As Gods gets a-kickin’, Billy Batson (Asher Angel) and his teen superhero squad have settled into a nice little groove. They routinely save the world con brio, replete with cute quips and cool poses. Unfortunately, those second-movie plot cracks are starting to form: Billy/Shazam (Zachari Levi) is struggling to keep the family unified. Foster brother Freddy Freeman (Jack Dylan Grazer, with Adam Brody as his avatar) bristles at Billy’s constant hen-pecking. His sister Mary (Grace Caroline Currey) has aged out of foster care, and just wants a little taste of adulthood. When the gang gets together at their bitchin’ superhero lair, they barely pay attention to Billy’s play-by-play of their adventures.

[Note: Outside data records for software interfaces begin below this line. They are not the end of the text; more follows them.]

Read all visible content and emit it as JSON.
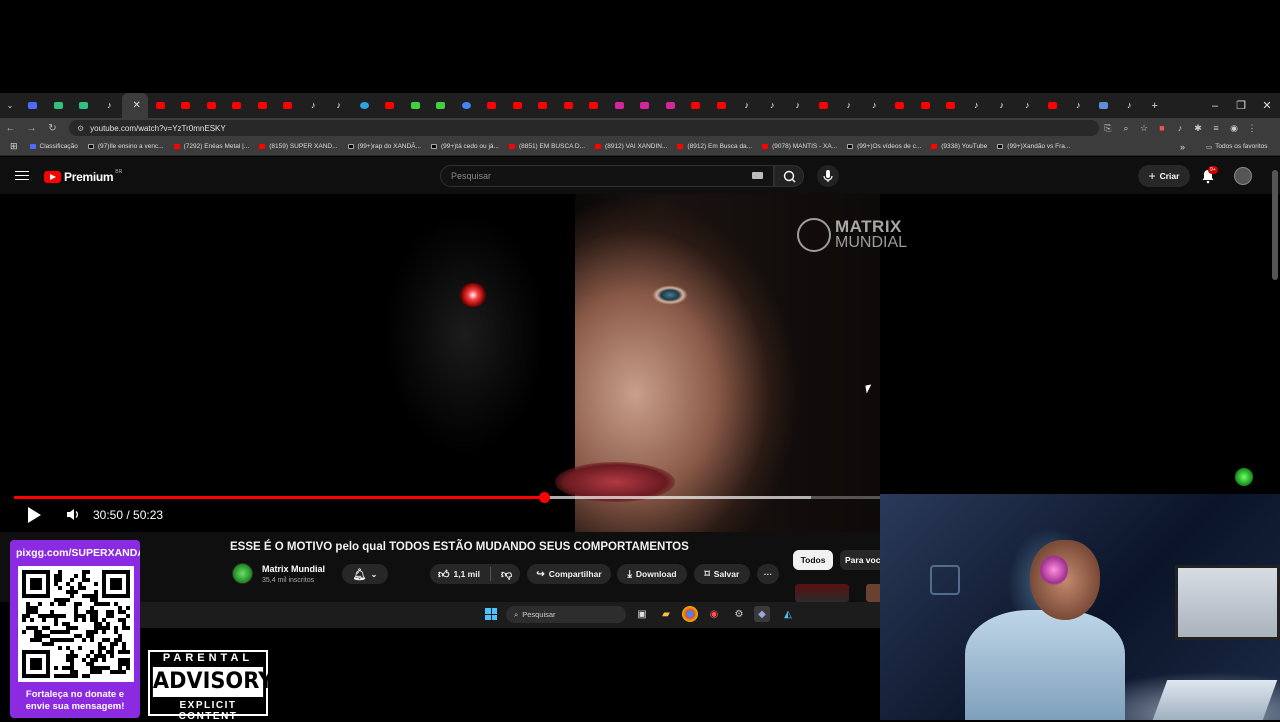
{
  "browser": {
    "active_tab_close": "✕",
    "new_tab": "+",
    "window_controls": [
      "–",
      "❐",
      "✕"
    ],
    "url": "youtube.com/watch?v=YzTr0mnESKY",
    "bookmarks": [
      {
        "label": "Classificação",
        "kind": "gg"
      },
      {
        "label": "(97)Ile ensino a venc...",
        "kind": "tk"
      },
      {
        "label": "(7292) Enéas Metal |...",
        "kind": "yt"
      },
      {
        "label": "(8159) SUPER XAND...",
        "kind": "yt"
      },
      {
        "label": "(99+)rap do XANDÃ...",
        "kind": "tk"
      },
      {
        "label": "(99+)tá cedo ou já...",
        "kind": "tk"
      },
      {
        "label": "(8851) EM BUSCA D...",
        "kind": "yt"
      },
      {
        "label": "(8912) VAI XANDIN...",
        "kind": "yt"
      },
      {
        "label": "(8912) Em Busca da...",
        "kind": "yt"
      },
      {
        "label": "(9078) MANTIS - XA...",
        "kind": "yt"
      },
      {
        "label": "(99+)Os vídeos de c...",
        "kind": "tk"
      },
      {
        "label": "(9338) YouTube",
        "kind": "yt"
      },
      {
        "label": "(99+)Xandão vs Fra...",
        "kind": "tk"
      }
    ],
    "bookmarks_more": "»",
    "all_bookmarks": "Todos os favoritos"
  },
  "youtube": {
    "logo_text": "Premium",
    "logo_country": "BR",
    "search_placeholder": "Pesquisar",
    "create_label": "Criar",
    "notifications_badge": "9+"
  },
  "video": {
    "watermark_line1": "MATRIX",
    "watermark_line2": "MUNDIAL",
    "current_time": "30:50",
    "duration": "50:23",
    "time_display": "30:50 / 50:23",
    "progress": 0.613,
    "buffered": 0.92
  },
  "details": {
    "title": "ESSE É O MOTIVO pelo qual TODOS ESTÃO MUDANDO SEUS COMPORTAMENTOS",
    "channel_name": "Matrix Mundial",
    "subscribers": "35,4 mil inscritos",
    "likes": "1,1 mil",
    "share_label": "Compartilhar",
    "download_label": "Download",
    "save_label": "Salvar",
    "more_label": "···",
    "chips": [
      "Todos",
      "Para você"
    ]
  },
  "taskbar": {
    "search_label": "Pesquisar"
  },
  "overlay": {
    "donate_url": "pixgg.com/SUPERXANDAO",
    "donate_message": "Fortaleça no donate e envie sua mensagem!",
    "advisory_top": "PARENTAL",
    "advisory_mid": "ADVISORY",
    "advisory_bottom": "EXPLICIT CONTENT"
  },
  "colors": {
    "accent": "#ff0000",
    "donate_bg": "#8a2be2",
    "yt_bg": "#0f0f0f"
  }
}
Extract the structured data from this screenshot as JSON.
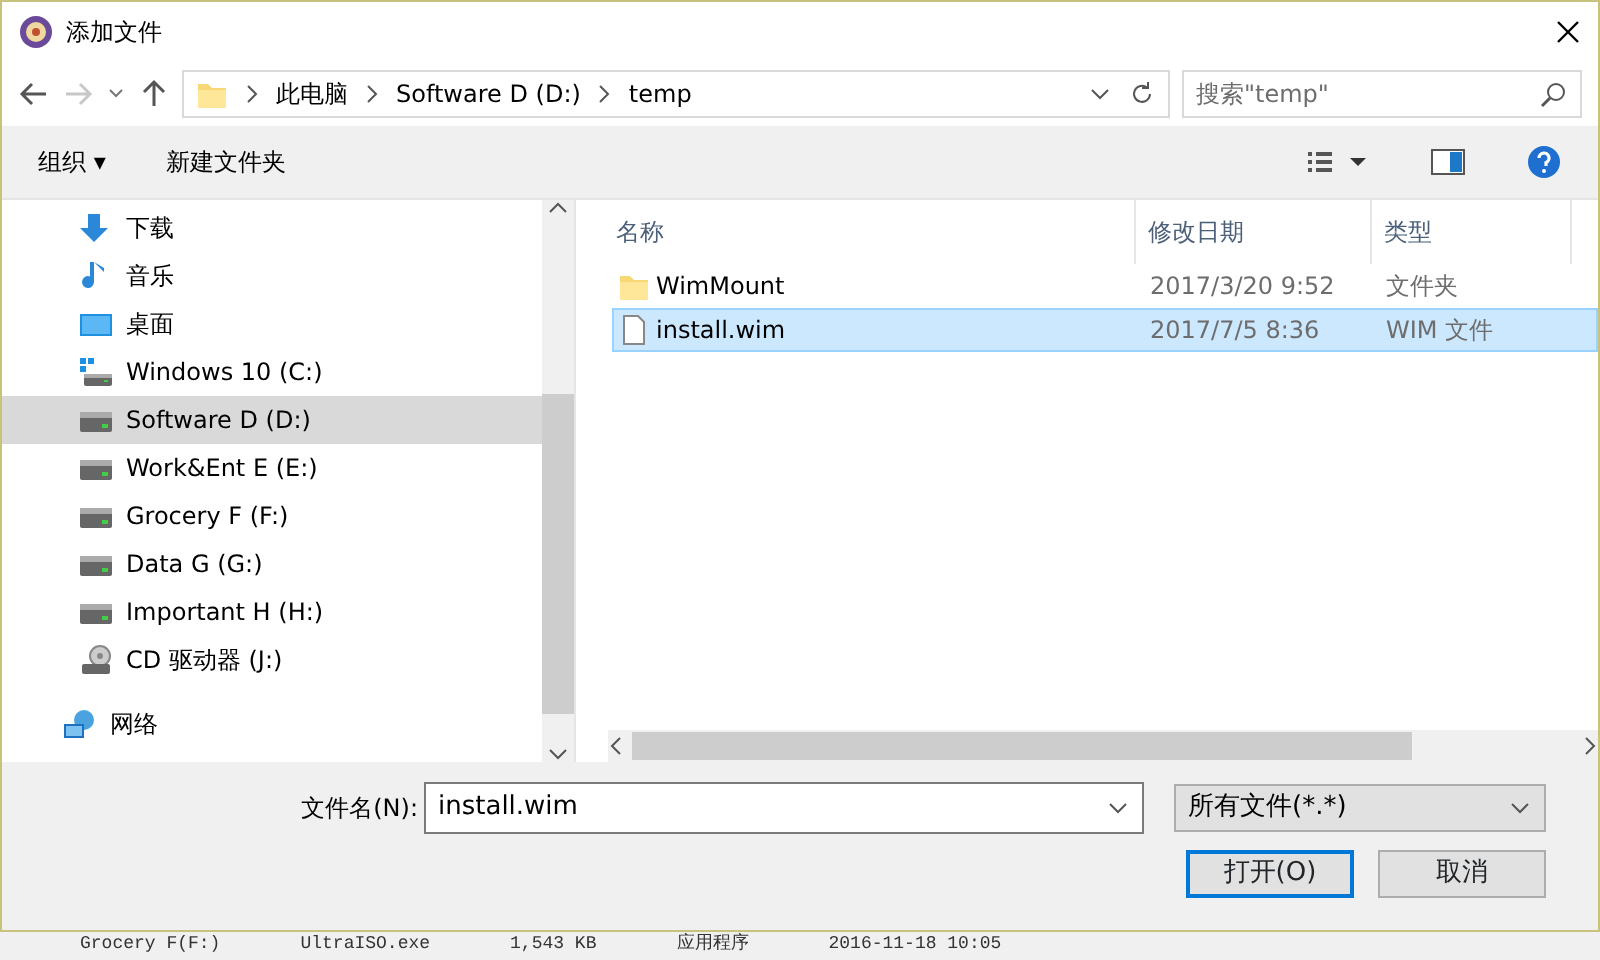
{
  "window": {
    "title": "添加文件"
  },
  "address": {
    "crumbs": [
      "此电脑",
      "Software D (D:)",
      "temp"
    ]
  },
  "search": {
    "placeholder": "搜索\"temp\""
  },
  "toolbar": {
    "organize": "组织 ▾",
    "new_folder": "新建文件夹"
  },
  "sidebar": {
    "items": [
      {
        "label": "下载",
        "kind": "download",
        "selected": false
      },
      {
        "label": "音乐",
        "kind": "music",
        "selected": false
      },
      {
        "label": "桌面",
        "kind": "desktop",
        "selected": false
      },
      {
        "label": "Windows 10 (C:)",
        "kind": "sysdrive",
        "selected": false
      },
      {
        "label": "Software D (D:)",
        "kind": "drive",
        "selected": true
      },
      {
        "label": "Work&Ent E (E:)",
        "kind": "drive",
        "selected": false
      },
      {
        "label": "Grocery F (F:)",
        "kind": "drive",
        "selected": false
      },
      {
        "label": "Data G (G:)",
        "kind": "drive",
        "selected": false
      },
      {
        "label": "Important H (H:)",
        "kind": "drive",
        "selected": false
      },
      {
        "label": "CD 驱动器 (J:)",
        "kind": "cd",
        "selected": false
      },
      {
        "label": "网络",
        "kind": "network",
        "selected": false
      }
    ]
  },
  "table": {
    "columns": [
      "名称",
      "修改日期",
      "类型"
    ],
    "rows": [
      {
        "name": "WimMount",
        "date": "2017/3/20 9:52",
        "type": "文件夹",
        "kind": "folder",
        "selected": false
      },
      {
        "name": "install.wim",
        "date": "2017/7/5 8:36",
        "type": "WIM 文件",
        "kind": "file",
        "selected": true
      }
    ]
  },
  "filename": {
    "label": "文件名(N):",
    "value": "install.wim"
  },
  "filter": {
    "value": "所有文件(*.*)"
  },
  "buttons": [
    "打开(O)",
    "取消"
  ],
  "background": {
    "cells": [
      "Grocery F(F:)",
      "UltraISO.exe",
      "1,543 KB",
      "应用程序",
      "2016-11-18 10:05"
    ]
  }
}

This dissension couldn’t come at worse time. As they do, three magical supervillains have broken through from some other realm. Or dimension. Or…you know, whatever. They are the Daughters of Atlas: Hespera (Helen Mirren) is the oldest and grumpiest. Kalypso (Lucy Liu) is the most ruthless. Finally, Anthea (Rachel Zegler) has a pesky streak of goodness running through her. Once imprisoned from the mortal realm, the sisters vow destruction on our world.
Most of that destruction stems from Liu riding around on a wicker dragon and planting a magic apple in a baseball field. And yes, that looks every bit as stupid as it sounds. Liu delivers an uninspired performance, but let’s see you mount a wooden monster, fire bolts from a blue glowstick, and say ridiculous lines with a straight face. Mirren could’ve picked this movie up and walked off with it, but the writers saddle her with an undercooked character. Hespera should’ve been a campy and vampy sorceress, giddy with her own devilry. Instead, we get another rice-cake bland bad guy, who delivers bare exposition with a spiritless scowl. Such a waste.
Not content to shortchange the noobs, the filmmakers also hobble the series regulars who gave the first film its sparkle. Poor Levi is forced to spout torrents of dorky pop culture riffs, all designed to make the movie look lightweight and fun, but they only highlight how hard everyone is working to keep this parade balloon from deflating. That goes ditto for Grazer, who’s been reduced to nothing more than a plucky, quippy sidekick. In fact, there isn’t a holdover character in this film who isn’t a little bit louder and a little bit worse.
Shazam! 2’s mediocrity is amplified by its punishing overlength. The story drags on and on, from one predictable scene to the next. Major plot points between Billy and his family feel like Very Special sitcom moments, and nothing generates any real feeling. (Unlike the first film, which had genuinely moving things to say about the bond between loving foster parents and their children.) Much like Black Adam, Shazam Deux is dramatically hollow, rendering all those CGI brawls especially meaningless.
On that subject, if and when superhero movies go the way of the passenger pigeon, one reason will be CGI fatigue. Put another way: Most of these action orgies–I’m looking at DC and Marvel–feature a final battle in which fake-looking hordes of computerized creatures slam into each other for thirty minutes. All I really see are buncha goobs on Macbook Pros, frantically hot-keying their way through Final Cut Pro. I’m pretty sure I yawned through this movie’s big action scene. Superhero studios need to find a different tack, before the genre sinks altogether.
Yes, I’m aware that DC and James Gunn are about to do a CTRL-ALT-DEL on their cinematic properties. And I get it: Their mashed potatoes have always tasted a little, you know…off. All those limp Batman, Superman, and Aquaman flicks built up to a dour, pitiful Justice League epic that sucked a bowling ball through a stirring straw. As if that wasn’t bad enough, Zack Snyder went ahead and shoveled two more hours of hogshit onto that one, just to make sure our souls were sufficiently crushed under all the stink.
With that rant outta the way, I loved that first Shazam movie. It was a bright light in the DCEU’s drab existence. There were moments of real wonder and humor, and I harbored some hope those could be expanded on in future movies. Alas, nope. The only thing Shazam! Fury of the Gods results in is one more superhero flick I could care less about.
130 min. PG-13. On demand.